However, there is a good deal more to any church building budget, and if you want to optimize your church financing, you need to know what comprehensive budgets entail.

4 Elements of a Comprehensive Budget

Essentially there are four elements to a comprehensive church building budget. The largest piece—the third element, if you’re looking at this chronologically—we’ve already mentioned: The cost to construct the building.

The first part, however, involves what we call “site work.” This is preparing the ground where the church will be built. It must be level and solid enough to handle the weight of the building, plus water, sewer, gas, and electric lines all need to be laid before the building goes in. Furthermore, site work must also be done for the parking lots and sidewalks including their actual installation.

Next, the second element, which involves the various fees that must be paid for drawings, approvals, and permits prior to the building being constructed. There will be architectural drawings to be drafted and approved, along with structural, plumbing, HVAC, and electrical engineering components that must be individually planned and integrated into the overall design. There are also building permits to be issued and soil samples to be taken and analyzed.

The final, fourth, element is everything that goes inside the church building once it has been constructed. We call it “FF&E,” or Furnishings, Fixtures, and Equipment. This includes the furniture, appliances, all your audio/visual equipment and technology such as servers, WIFI, and alike.

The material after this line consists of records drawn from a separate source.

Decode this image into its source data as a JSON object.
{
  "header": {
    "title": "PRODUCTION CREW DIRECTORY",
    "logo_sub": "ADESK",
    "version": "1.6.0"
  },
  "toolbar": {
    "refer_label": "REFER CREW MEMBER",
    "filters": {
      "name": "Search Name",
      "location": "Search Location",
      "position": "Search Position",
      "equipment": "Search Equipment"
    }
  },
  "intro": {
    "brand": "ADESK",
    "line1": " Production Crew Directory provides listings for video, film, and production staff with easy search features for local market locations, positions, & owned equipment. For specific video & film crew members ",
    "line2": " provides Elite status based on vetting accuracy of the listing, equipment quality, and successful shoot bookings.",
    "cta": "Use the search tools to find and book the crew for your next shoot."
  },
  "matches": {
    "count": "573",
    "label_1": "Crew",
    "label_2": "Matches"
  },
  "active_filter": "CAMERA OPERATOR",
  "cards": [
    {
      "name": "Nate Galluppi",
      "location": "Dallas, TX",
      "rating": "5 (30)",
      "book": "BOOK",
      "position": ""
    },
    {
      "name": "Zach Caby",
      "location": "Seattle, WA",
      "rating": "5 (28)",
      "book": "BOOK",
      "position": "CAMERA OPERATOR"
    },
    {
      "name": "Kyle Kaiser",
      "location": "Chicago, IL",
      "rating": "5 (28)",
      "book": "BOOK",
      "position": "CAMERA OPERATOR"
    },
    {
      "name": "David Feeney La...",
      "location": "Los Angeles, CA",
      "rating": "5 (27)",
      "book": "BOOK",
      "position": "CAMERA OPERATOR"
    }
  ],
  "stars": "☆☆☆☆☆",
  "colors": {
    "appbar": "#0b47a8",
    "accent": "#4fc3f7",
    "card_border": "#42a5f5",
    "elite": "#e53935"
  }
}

If you walk through your current church building and pay attention to everything that’s been installed in every room, you will discover there’s quite a bit of FF&E that must be either brought over from the old building or purchased for the new.

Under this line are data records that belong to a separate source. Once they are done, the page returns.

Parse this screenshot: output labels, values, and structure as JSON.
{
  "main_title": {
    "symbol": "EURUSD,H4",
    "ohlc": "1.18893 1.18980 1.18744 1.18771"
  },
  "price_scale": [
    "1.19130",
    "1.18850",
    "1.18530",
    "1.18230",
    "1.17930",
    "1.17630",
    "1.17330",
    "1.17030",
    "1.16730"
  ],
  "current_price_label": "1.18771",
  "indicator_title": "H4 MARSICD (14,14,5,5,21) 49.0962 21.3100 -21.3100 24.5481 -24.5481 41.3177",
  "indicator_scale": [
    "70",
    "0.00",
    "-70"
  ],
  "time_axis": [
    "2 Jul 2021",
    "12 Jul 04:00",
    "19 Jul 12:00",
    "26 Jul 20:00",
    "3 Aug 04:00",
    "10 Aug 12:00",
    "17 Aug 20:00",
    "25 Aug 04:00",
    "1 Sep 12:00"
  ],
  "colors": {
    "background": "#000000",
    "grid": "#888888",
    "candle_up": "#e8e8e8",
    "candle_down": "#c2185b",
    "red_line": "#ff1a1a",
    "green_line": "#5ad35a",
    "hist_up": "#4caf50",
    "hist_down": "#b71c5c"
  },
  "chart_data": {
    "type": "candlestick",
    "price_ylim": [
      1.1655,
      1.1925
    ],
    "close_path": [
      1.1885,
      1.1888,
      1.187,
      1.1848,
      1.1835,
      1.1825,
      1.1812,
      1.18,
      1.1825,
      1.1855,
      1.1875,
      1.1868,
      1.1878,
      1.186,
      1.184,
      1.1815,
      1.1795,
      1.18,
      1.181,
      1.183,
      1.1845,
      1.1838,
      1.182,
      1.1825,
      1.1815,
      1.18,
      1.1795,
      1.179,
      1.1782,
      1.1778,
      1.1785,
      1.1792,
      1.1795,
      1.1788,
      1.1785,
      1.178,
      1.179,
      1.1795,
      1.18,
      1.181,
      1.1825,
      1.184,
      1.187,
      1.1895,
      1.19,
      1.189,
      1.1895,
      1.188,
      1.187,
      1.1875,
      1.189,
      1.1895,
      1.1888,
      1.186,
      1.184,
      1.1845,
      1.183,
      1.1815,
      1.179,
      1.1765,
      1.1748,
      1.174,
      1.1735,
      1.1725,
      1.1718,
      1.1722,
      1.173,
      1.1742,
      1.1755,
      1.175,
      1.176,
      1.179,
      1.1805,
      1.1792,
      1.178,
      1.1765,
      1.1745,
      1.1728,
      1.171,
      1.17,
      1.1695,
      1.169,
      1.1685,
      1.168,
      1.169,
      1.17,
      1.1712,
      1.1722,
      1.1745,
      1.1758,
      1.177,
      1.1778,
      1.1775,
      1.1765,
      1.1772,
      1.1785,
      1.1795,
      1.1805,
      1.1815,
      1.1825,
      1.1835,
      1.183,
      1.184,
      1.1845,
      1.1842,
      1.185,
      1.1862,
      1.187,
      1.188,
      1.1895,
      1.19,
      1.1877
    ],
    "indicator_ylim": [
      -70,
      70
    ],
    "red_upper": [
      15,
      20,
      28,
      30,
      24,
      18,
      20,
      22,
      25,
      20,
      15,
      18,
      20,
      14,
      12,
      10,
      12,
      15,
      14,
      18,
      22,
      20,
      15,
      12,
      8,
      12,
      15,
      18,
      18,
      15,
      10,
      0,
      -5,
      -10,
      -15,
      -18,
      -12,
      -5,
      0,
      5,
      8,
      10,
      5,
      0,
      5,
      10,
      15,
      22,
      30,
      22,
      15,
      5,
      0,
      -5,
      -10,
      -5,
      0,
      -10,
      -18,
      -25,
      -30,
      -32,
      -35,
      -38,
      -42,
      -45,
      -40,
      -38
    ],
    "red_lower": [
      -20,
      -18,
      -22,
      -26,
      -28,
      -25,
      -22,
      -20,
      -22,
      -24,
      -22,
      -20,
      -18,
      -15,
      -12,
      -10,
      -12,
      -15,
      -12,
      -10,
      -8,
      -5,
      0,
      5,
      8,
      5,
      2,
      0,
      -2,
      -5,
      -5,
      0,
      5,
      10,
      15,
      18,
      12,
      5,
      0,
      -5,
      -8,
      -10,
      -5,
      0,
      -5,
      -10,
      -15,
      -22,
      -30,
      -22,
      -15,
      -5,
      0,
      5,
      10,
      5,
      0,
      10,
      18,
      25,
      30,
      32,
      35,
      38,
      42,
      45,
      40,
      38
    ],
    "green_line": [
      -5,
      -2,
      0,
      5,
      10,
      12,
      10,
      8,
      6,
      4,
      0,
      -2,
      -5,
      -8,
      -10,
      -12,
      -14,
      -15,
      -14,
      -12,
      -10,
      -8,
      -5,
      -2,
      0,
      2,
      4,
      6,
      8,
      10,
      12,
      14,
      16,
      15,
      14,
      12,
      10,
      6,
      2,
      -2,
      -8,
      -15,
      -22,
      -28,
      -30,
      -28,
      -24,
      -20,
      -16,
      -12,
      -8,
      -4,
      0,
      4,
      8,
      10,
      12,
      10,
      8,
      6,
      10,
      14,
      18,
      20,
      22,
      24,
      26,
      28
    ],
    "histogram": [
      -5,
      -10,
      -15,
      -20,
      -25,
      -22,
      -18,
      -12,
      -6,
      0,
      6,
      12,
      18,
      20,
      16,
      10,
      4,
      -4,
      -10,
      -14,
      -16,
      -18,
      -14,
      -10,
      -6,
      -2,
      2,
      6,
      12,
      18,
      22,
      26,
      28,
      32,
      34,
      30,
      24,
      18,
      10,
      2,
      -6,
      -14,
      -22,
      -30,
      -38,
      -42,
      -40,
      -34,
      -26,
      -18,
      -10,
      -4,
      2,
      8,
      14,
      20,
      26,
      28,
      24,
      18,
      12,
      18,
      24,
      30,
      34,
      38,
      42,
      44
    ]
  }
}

Taking it all into account

For example, let’s imagine a roughly $750,000 church building construction project. We need to budget approximately $61,000 in fees, another $18,500 for inflation (because no church building is built in an instant, and costs will go up the longer it takes), and another $101,500 or so for FF&E.

This means the total budget for the construction project is over $930,000.

Why a Comprehensive Budget Boosts Church Financing?

When you, as church leaders, approach a lending institution for church financing, that institution wants to know you’ve done your homework. A comprehensive budget, covering all four areas, shows you’re well-prepared and improves your chances of getting whatever financing is needed to complete the project.

Find Out More

We have more resources available for you regarding church design, building, and renovation. To learn more about better budgeting, see this post. To learn more about church financing and a whole lot more, visit our website, and sign up for our free i3 webinars.

2017-07-06T04:21:22+00:00 July 5th, 2017|Budgeting, Church Building, Financing|